Principal Chief Geoffrey Standing Bear, Oklahoma Attorney General Mike Hunter, and their legal teams met for over an hour at the Osage Nation Executive Branch in Pawhuska to begin discussions on water rights in the Osage.
“I would like to thank Attorney General Mike Hunter and Maria O’Brien for coming to Pawhuska. We had a good meeting, it’s a good start,” Standing Bear said. “The attorneys will be meeting again in about 30 days in Oklahoma City.”
The meeting is a result of an Oct. 5 letter sent to Standing Bear from O’Brien, Hunter’s attorney who is from New Mexico-based law firm Modrall Sperling. Modrall Sperling has been involved in several cases against the Osage, including Osage Nation v. Irby (2010), and the Osage County wind turbine cases the Nation has fought. O’Brien is part of Hunter’s legal team that successfully negotiated the water rights settlement with the Chickasaw and Choctaw Nations in August 2016.
The letter from O’Brien objected to the Nation issuing its first water-well permit, which the Nation issued according to its 10-page Water Regulations. The permit was issued to the ON Gaming Enterprise Board for five years on Sept. 18 in Skiatook. The Skiatook water well is located just west of the casino on federal trust land. O’Brien said the well permit was “unlawful” and was against the “collaborative approach” the state used with the Chickasaw and Choctaw Nations.
“We look forward to discussions with the Osage Nation regarding legitimate issues that exist, with regard to water rights in Osage County,” Hunter said. “But we’re confident and thoughtful there’s a well-reasoned productive way to work out a resolution to each party’s respective interest.”
When asked whether Hunter intended to negotiate a water settlement like that of the Chickasaw and Choctaw with the Osage, he said the spirit of that settlement is key. The 88-page Chickasaw and Choctaw settlement with the state of Oklahoma give the two Nations a delegate to sit on various planning and technical committees that work with the Oklahoma Water Resources Board (OWRB). Ultimately, the main source of authority lies with the state in the settlement. However, the federal court has jurisdiction over any disputes among the parties.
For example, the settlement language for the Choctaw and Chickasaw when drilling domestic wells on trust lands stipulates the two Nations “shall have no less right to take groundwater from Trust Land for domestic use than what any person has pursuant to state law.” The settlement requires a state-licensed water well driller be employed, the drilling company must comply with state law and when finished they must complete a report to be filed with the OWRB, according to the settlement.
“The spirit of that agreement is something that we would focus on or ask the parties to focus on, not so much the specific terms. When I say the spirit of the agreement, we were able to conclude those negotiations in a way that everybody felt proud, everybody felt their interest had been respected and addressed in a decisive way,” Hunter said. “So, not so much the specific terms but definitely the spirit of that agreement. We sat down, we worked together.”

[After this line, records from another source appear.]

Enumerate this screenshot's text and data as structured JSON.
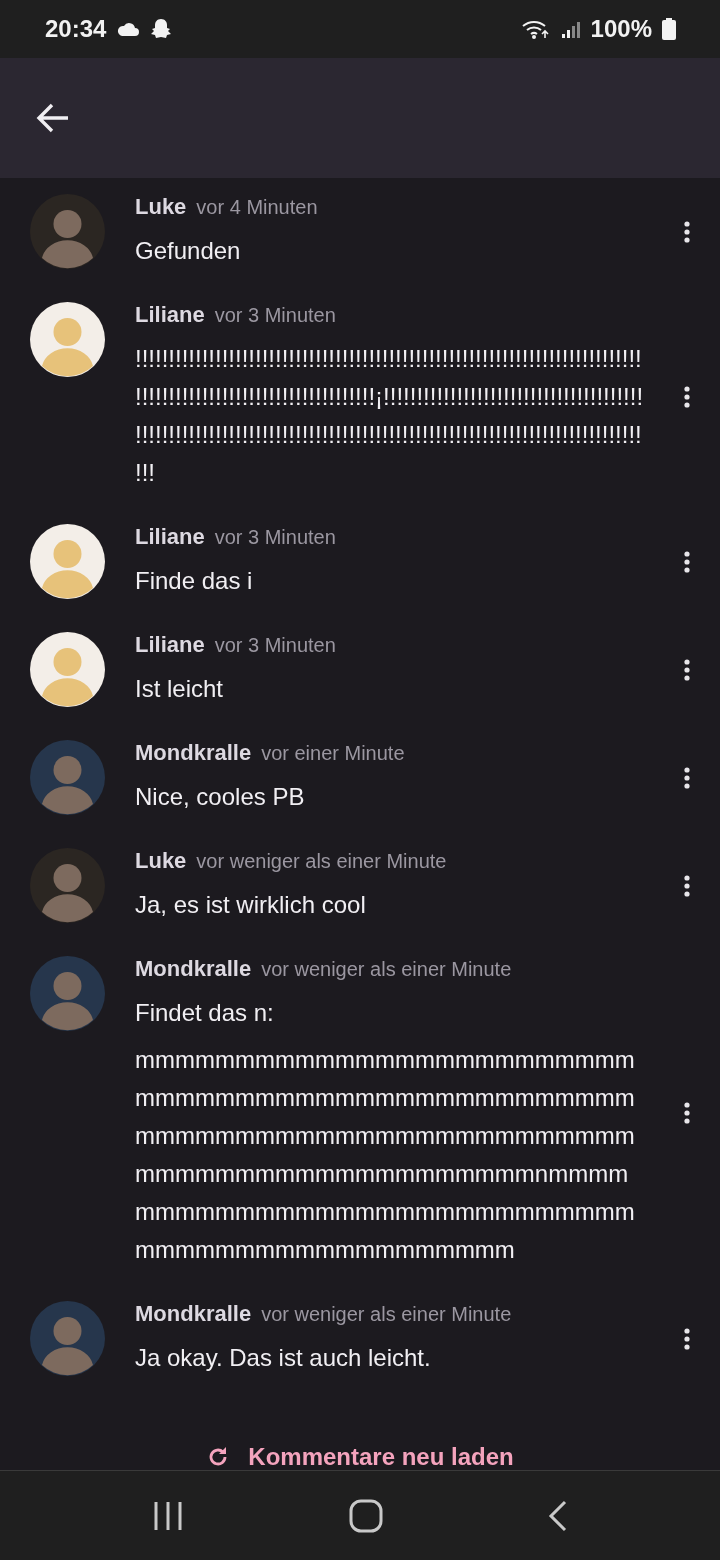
{
  "status_bar": {
    "time": "20:34",
    "battery": "100%"
  },
  "comments": [
    {
      "author": "Luke",
      "time": "vor 4 Minuten",
      "color": "#2b2622",
      "lines": [
        "Gefunden"
      ]
    },
    {
      "author": "Liliane",
      "time": "vor 3 Minuten",
      "color": "#f3eee8",
      "lines": [
        "!!!!!!!!!!!!!!!!!!!!!!!!!!!!!!!!!!!!!!!!!!!!!!!!!!!!!!!!!!!!!!!!!!!!!!!!!!!!",
        "!!!!!!!!!!!!!!!!!!!!!!!!!!!!!!!!!!!!¡!!!!!!!!!!!!!!!!!!!!!!!!!!!!!!!!!!!!!!!",
        "!!!!!!!!!!!!!!!!!!!!!!!!!!!!!!!!!!!!!!!!!!!!!!!!!!!!!!!!!!!!!!!!!!!!!!!!!!!!",
        "!!!"
      ]
    },
    {
      "author": "Liliane",
      "time": "vor 3 Minuten",
      "color": "#f3eee8",
      "lines": [
        "Finde das i"
      ]
    },
    {
      "author": "Liliane",
      "time": "vor 3 Minuten",
      "color": "#f3eee8",
      "lines": [
        "Ist leicht"
      ]
    },
    {
      "author": "Mondkralle",
      "time": "vor einer Minute",
      "color": "#26364c",
      "lines": [
        "Nice, cooles PB"
      ]
    },
    {
      "author": "Luke",
      "time": "vor weniger als einer Minute",
      "color": "#2b2622",
      "lines": [
        "Ja, es ist wirklich cool"
      ]
    },
    {
      "author": "Mondkralle",
      "time": "vor weniger als einer Minute",
      "color": "#26364c",
      "lines": [
        "Findet das n:",
        "mmmmmmmmmmmmmmmmmmmmmmmmm",
        "mmmmmmmmmmmmmmmmmmmmmmmmm",
        "mmmmmmmmmmmmmmmmmmmmmmmmm",
        "mmmmmmmmmmmmmmmmmmmmnmmmm",
        "mmmmmmmmmmmmmmmmmmmmmmmmm",
        "mmmmmmmmmmmmmmmmmmm"
      ]
    },
    {
      "author": "Mondkralle",
      "time": "vor weniger als einer Minute",
      "color": "#26364c",
      "lines": [
        "Ja okay. Das ist auch leicht."
      ]
    }
  ],
  "reload": {
    "label": "Kommentare neu laden"
  }
}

According to Standing Bear, the Osage believe the U.S. Congress protected the Osage’s 1.5 million-acre mineral estate by federal law in 1906, and no amendments ever changed this status. He believes the water is also protected because it is often essential to the production of oil.
“I agree completely with what Attorney General Hunter says, it’s the spirit of cooperation that we want and we want to emulate that out of the Choctaw and Chickasaw agreement,” Standing Bear said. “The Osage position, however, is that we are unique in our history and our law, from any other tribe in Oklahoma. That is one of our starting points and that is going to be discussed in the next many meetings to come.”

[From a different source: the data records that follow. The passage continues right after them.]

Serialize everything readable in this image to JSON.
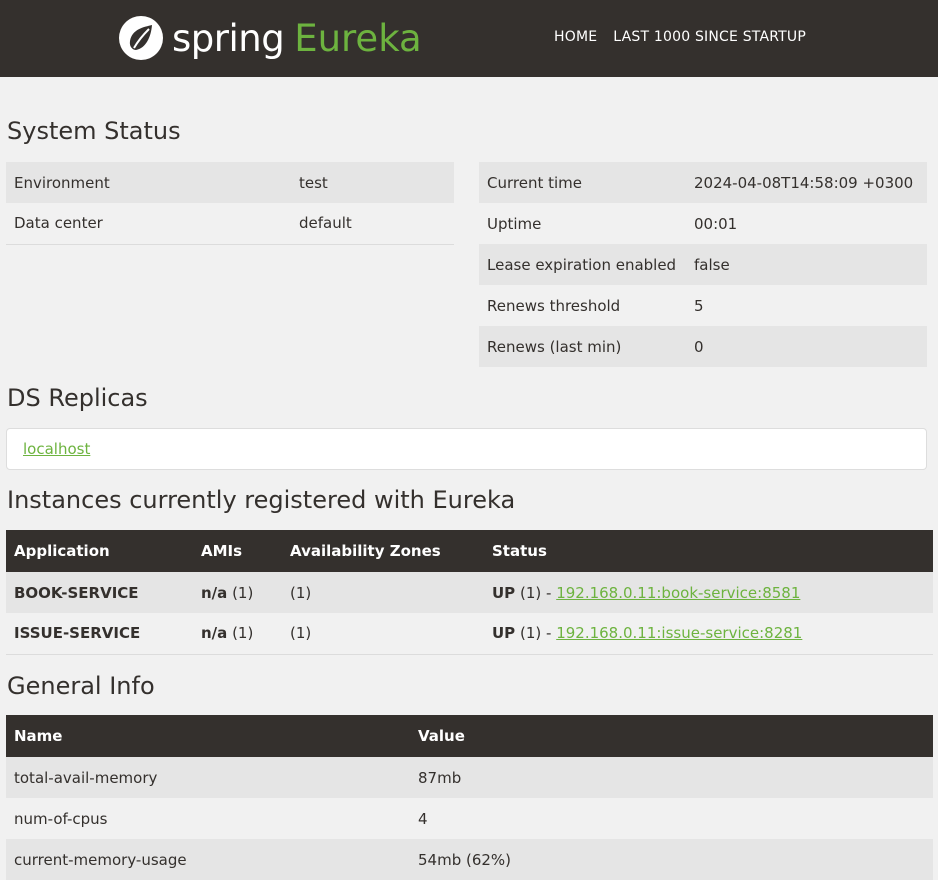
{
  "header": {
    "brand_spring": "spring",
    "brand_eureka": "Eureka",
    "nav": [
      {
        "label": "HOME"
      },
      {
        "label": "LAST 1000 SINCE STARTUP"
      }
    ]
  },
  "system_status": {
    "title": "System Status",
    "left": [
      {
        "label": "Environment",
        "value": "test"
      },
      {
        "label": "Data center",
        "value": "default"
      }
    ],
    "right": [
      {
        "label": "Current time",
        "value": "2024-04-08T14:58:09 +0300"
      },
      {
        "label": "Uptime",
        "value": "00:01"
      },
      {
        "label": "Lease expiration enabled",
        "value": "false"
      },
      {
        "label": "Renews threshold",
        "value": "5"
      },
      {
        "label": "Renews (last min)",
        "value": "0"
      }
    ]
  },
  "replicas": {
    "title": "DS Replicas",
    "link": "localhost"
  },
  "instances": {
    "title": "Instances currently registered with Eureka",
    "headers": [
      "Application",
      "AMIs",
      "Availability Zones",
      "Status"
    ],
    "rows": [
      {
        "application": "BOOK-SERVICE",
        "ami": "n/a",
        "ami_count": "(1)",
        "zones": "(1)",
        "status": "UP",
        "status_count": "(1) -",
        "link": "192.168.0.11:book-service:8581"
      },
      {
        "application": "ISSUE-SERVICE",
        "ami": "n/a",
        "ami_count": "(1)",
        "zones": "(1)",
        "status": "UP",
        "status_count": "(1) -",
        "link": "192.168.0.11:issue-service:8281"
      }
    ]
  },
  "general_info": {
    "title": "General Info",
    "headers": [
      "Name",
      "Value"
    ],
    "rows": [
      {
        "name": "total-avail-memory",
        "value": "87mb"
      },
      {
        "name": "num-of-cpus",
        "value": "4"
      },
      {
        "name": "current-memory-usage",
        "value": "54mb (62%)"
      }
    ]
  },
  "colors": {
    "header_bg": "#34302d",
    "accent": "#6db33f",
    "page_bg": "#f1f1f1"
  }
}
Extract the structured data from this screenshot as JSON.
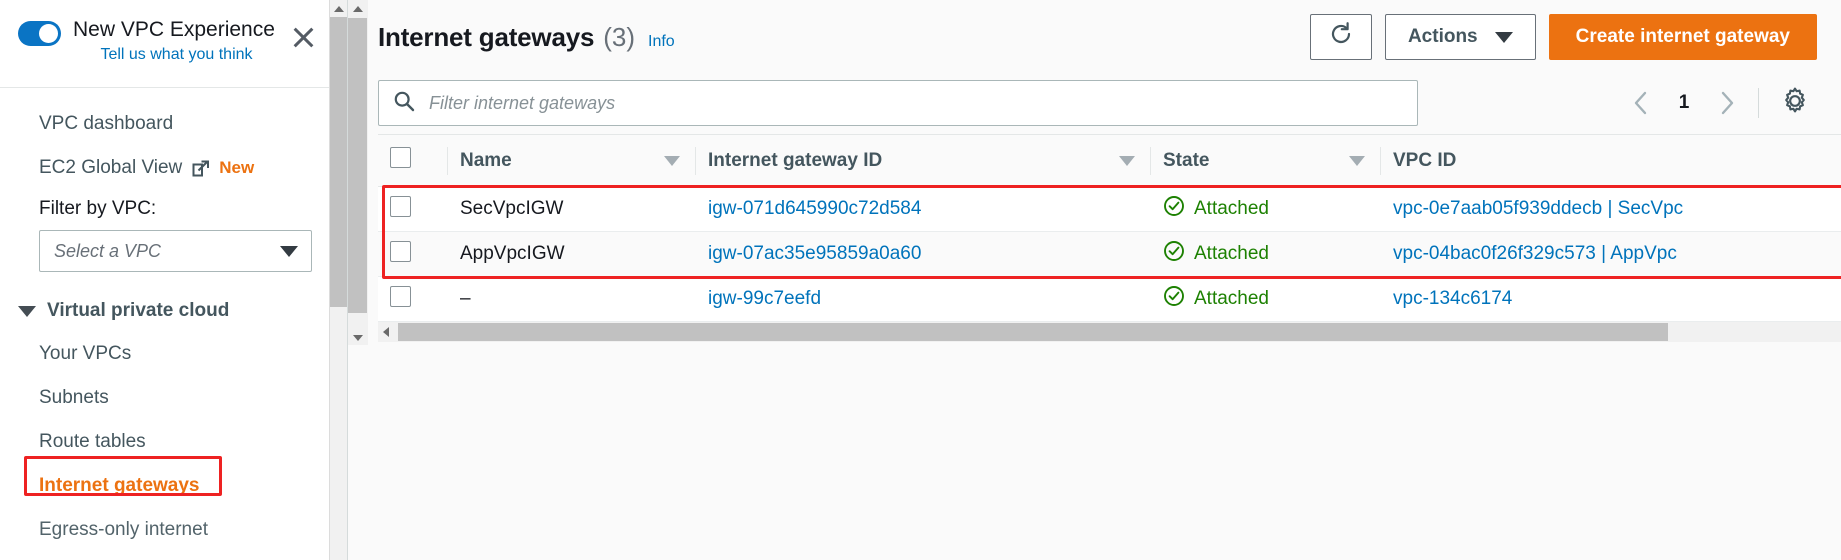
{
  "sidebar": {
    "promo": {
      "title": "New VPC Experience",
      "subtitle": "Tell us what you think",
      "toggle_state": "on",
      "close_label": "×"
    },
    "items": [
      {
        "label": "VPC dashboard"
      },
      {
        "label": "EC2 Global View",
        "badge": "New",
        "external": true
      }
    ],
    "filter": {
      "label": "Filter by VPC:",
      "placeholder": "Select a VPC",
      "value": ""
    },
    "group": {
      "label": "Virtual private cloud",
      "expanded": true,
      "items": [
        {
          "label": "Your VPCs",
          "active": false
        },
        {
          "label": "Subnets",
          "active": false
        },
        {
          "label": "Route tables",
          "active": false
        },
        {
          "label": "Internet gateways",
          "active": true
        },
        {
          "label": "Egress-only internet",
          "active": false
        }
      ]
    }
  },
  "header": {
    "title": "Internet gateways",
    "count": "(3)",
    "info_label": "Info",
    "refresh_icon": "refresh-icon",
    "actions_label": "Actions",
    "create_label": "Create internet gateway"
  },
  "filter_bar": {
    "search_placeholder": "Filter internet gateways",
    "search_value": "",
    "search_icon": "search-icon",
    "prev_label": "‹",
    "page_number": "1",
    "next_label": "›",
    "settings_icon": "gear-icon"
  },
  "table": {
    "columns": [
      {
        "key": "name",
        "label": "Name",
        "sortable": true
      },
      {
        "key": "igw_id",
        "label": "Internet gateway ID",
        "sortable": true
      },
      {
        "key": "state",
        "label": "State",
        "sortable": true
      },
      {
        "key": "vpc_id",
        "label": "VPC ID",
        "sortable": true
      }
    ],
    "rows": [
      {
        "name": "SecVpcIGW",
        "igw_id": "igw-071d645990c72d584",
        "state": "Attached",
        "vpc_id": "vpc-0e7aab05f939ddecb | SecVpc",
        "selected": false,
        "highlighted": true
      },
      {
        "name": "AppVpcIGW",
        "igw_id": "igw-07ac35e95859a0a60",
        "state": "Attached",
        "vpc_id": "vpc-04bac0f26f329c573 | AppVpc",
        "selected": false,
        "highlighted": true
      },
      {
        "name": "–",
        "igw_id": "igw-99c7eefd",
        "state": "Attached",
        "vpc_id": "vpc-134c6174",
        "selected": false,
        "highlighted": false
      }
    ]
  },
  "colors": {
    "accent_orange": "#ec7211",
    "link_blue": "#0073bb",
    "state_green": "#1d8102",
    "annotation_red": "#ee2222",
    "text_dark": "#16191f",
    "text_muted": "#44565e"
  }
}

For more information about the Nation's Water Regulations, visit the Environmental and Natural Resources Department website at https://www.osagenation-nsn.gov/what-we-do/environmental-natural-resources